They are now 70 per cent of his 200 million yuan ($31.7 million) fund that he manages for Nanhai Fund Management Co after he invested in such sectors as cloud computing, satellite navigation and pharmaceuticals. "The market is back to normal. I don't see any systemic risk now," he said.

Still, stock traders said there are no clear reasons for the sudden signs of life in a market that had been flatlining for weeks and plenty of investors are staying away after a tumultuous summer when Beijing rewrote the rules of trading with heavy-handed intervention.

The flurry of measures to stem a full-blown panic stifled trade and spread fear among Chinese-based investors as regulators launched investigations to root out those speculating.

Some analysts believe the buying was aimed at front running fresh stimulus measures from the government to revive an economy that is heading in 2015 for its weakest full-year growth in more than two decades. Reduced prospects for a US rate rise this year could also have spurred buying.

Third-quarter GDP figures are due to be released later on Monday.

"There's no disagreement that the rebound was the result of some investors adding to their stock positions," said a mutual fund manager at Guotai Asset Management. "But what happens next? Many investors got burnt, or even killed by the market rout, and I doubt they will come back again anytime soon."
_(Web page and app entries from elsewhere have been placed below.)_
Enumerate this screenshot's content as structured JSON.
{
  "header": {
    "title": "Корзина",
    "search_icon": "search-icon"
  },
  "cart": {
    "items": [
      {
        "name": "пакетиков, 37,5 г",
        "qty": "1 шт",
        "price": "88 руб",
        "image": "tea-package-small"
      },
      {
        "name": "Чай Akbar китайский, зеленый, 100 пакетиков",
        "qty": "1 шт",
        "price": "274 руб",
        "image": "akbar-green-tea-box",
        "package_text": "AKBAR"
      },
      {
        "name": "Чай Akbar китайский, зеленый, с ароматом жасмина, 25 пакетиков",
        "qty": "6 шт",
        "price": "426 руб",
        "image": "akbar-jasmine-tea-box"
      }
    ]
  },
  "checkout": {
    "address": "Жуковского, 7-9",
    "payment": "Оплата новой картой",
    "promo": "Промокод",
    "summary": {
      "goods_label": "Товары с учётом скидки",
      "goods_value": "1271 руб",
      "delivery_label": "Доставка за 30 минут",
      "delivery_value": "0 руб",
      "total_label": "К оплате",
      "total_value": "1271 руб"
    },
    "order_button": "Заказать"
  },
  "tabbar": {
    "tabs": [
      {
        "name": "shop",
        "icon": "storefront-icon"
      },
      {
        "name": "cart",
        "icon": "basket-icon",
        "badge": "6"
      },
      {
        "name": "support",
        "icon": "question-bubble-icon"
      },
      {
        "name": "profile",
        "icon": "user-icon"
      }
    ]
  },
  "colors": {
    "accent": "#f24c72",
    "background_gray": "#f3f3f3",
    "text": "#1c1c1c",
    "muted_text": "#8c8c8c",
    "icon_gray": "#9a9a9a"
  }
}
The fund manager, who declined to be named, admitted the financial system is flush with liquidity - evidenced by sharp falls in bond yields recently - but "risk-adverse investors will not buy stocks when the economy remains in bad shape."


Shanghai's top four exchange-funds (ETFs) that track China's major indexes witnessed small inflows over the past weeks. They are typically used by big institutions, such as insurers, to place directional bets on stocks, so the modest buying suggests deep-pocked investors remain cautious.
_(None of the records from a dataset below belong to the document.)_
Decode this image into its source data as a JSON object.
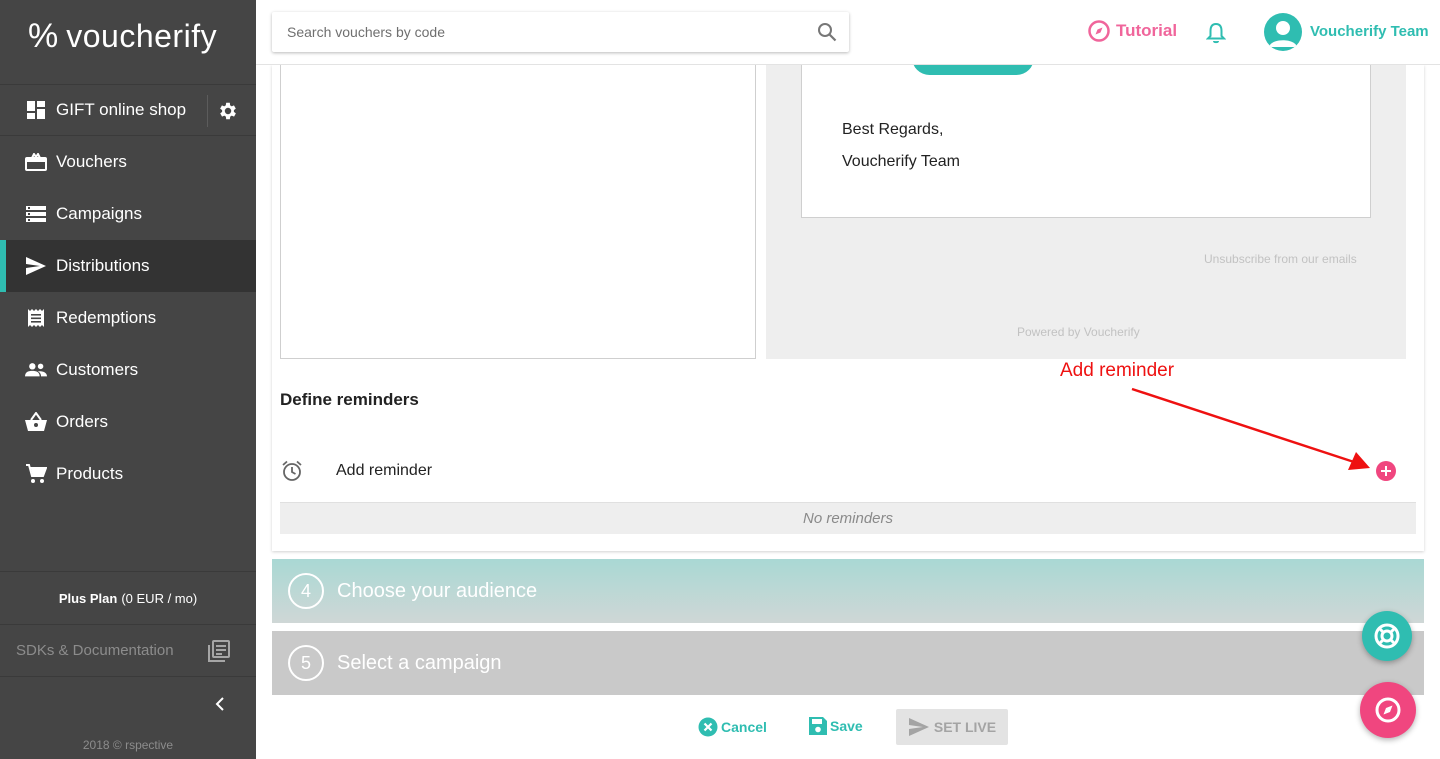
{
  "app": {
    "logo_mark": "%",
    "logo_text": "voucherify"
  },
  "sidebar": {
    "project": "GIFT online shop",
    "items": [
      {
        "label": "Vouchers",
        "icon": "voucher-icon",
        "active": false
      },
      {
        "label": "Campaigns",
        "icon": "campaigns-icon",
        "active": false
      },
      {
        "label": "Distributions",
        "icon": "send-icon",
        "active": true
      },
      {
        "label": "Redemptions",
        "icon": "receipt-icon",
        "active": false
      },
      {
        "label": "Customers",
        "icon": "people-icon",
        "active": false
      },
      {
        "label": "Orders",
        "icon": "basket-icon",
        "active": false
      },
      {
        "label": "Products",
        "icon": "cart-icon",
        "active": false
      }
    ],
    "plan_name": "Plus Plan",
    "plan_price": "(0 EUR / mo)",
    "sdk_label": "SDKs & Documentation",
    "copyright": "2018 © rspective"
  },
  "topbar": {
    "search_placeholder": "Search vouchers by code",
    "tutorial_label": "Tutorial",
    "username": "Voucherify Team"
  },
  "preview": {
    "regards": "Best Regards,",
    "team": "Voucherify Team",
    "unsubscribe": "Unsubscribe from our emails",
    "powered": "Powered by Voucherify"
  },
  "reminders": {
    "heading": "Define reminders",
    "add_label": "Add reminder",
    "empty": "No reminders"
  },
  "annotation": {
    "label": "Add reminder"
  },
  "steps": [
    {
      "number": "4",
      "title": "Choose your audience"
    },
    {
      "number": "5",
      "title": "Select a campaign"
    }
  ],
  "actions": {
    "cancel": "Cancel",
    "save": "Save",
    "set_live": "SET LIVE"
  },
  "colors": {
    "accent": "#2fbdb1",
    "pink": "#f0467f",
    "sidebar": "#454545",
    "annotation": "#ee1111"
  }
}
For others, the scars of the mid-year slump run deep, even though the fall came after prices had doubled in the preceding six months.

"I am not getting back to the market now," said Zhou Junan, a 22-year-old student in Guangzhou, in southern China, who pulled out of the market last month after losing two-thirds of a 15,000 yuan investment. "There is no good economic news to boost the stocks after a slew of weak economic data," Zhou said.

To be sure, there are reasons to be cautious.

Small-cap stocks remain expensive; the ChiNext growth market trades at a lofty earnings multiple of 76, and while Shanghai's valuations are much lower - 14 times earnings compared with 18.9 for Wall Street's S&P 500 Index - that's largely due to low pricing for index heavyweights like banks and insurers. So the rest of the market is much more expensive.

"Banks are cheap, but you dare not buy them, because in the event of an economic hard landing, bad loans would wipe out profits," said the Guotai manager.

It is also more difficult to hedge against a price fall. China's crackdown to suppress "malicious short selling" has gutted trade in index stock futures.

The risk is that the modest revival in trade will prove to be a short-term rebound before prices fall again or an overreaction to hopes for more stimulus measures when the Communist Party meets this month to set its next five-year plan for economic and social development.

Fund manager Dai is unperturbed though. "A bottom is formed when investors like us overwhelm trend investors. But when the upward trend of the chart is clear, those momentum players will come back again."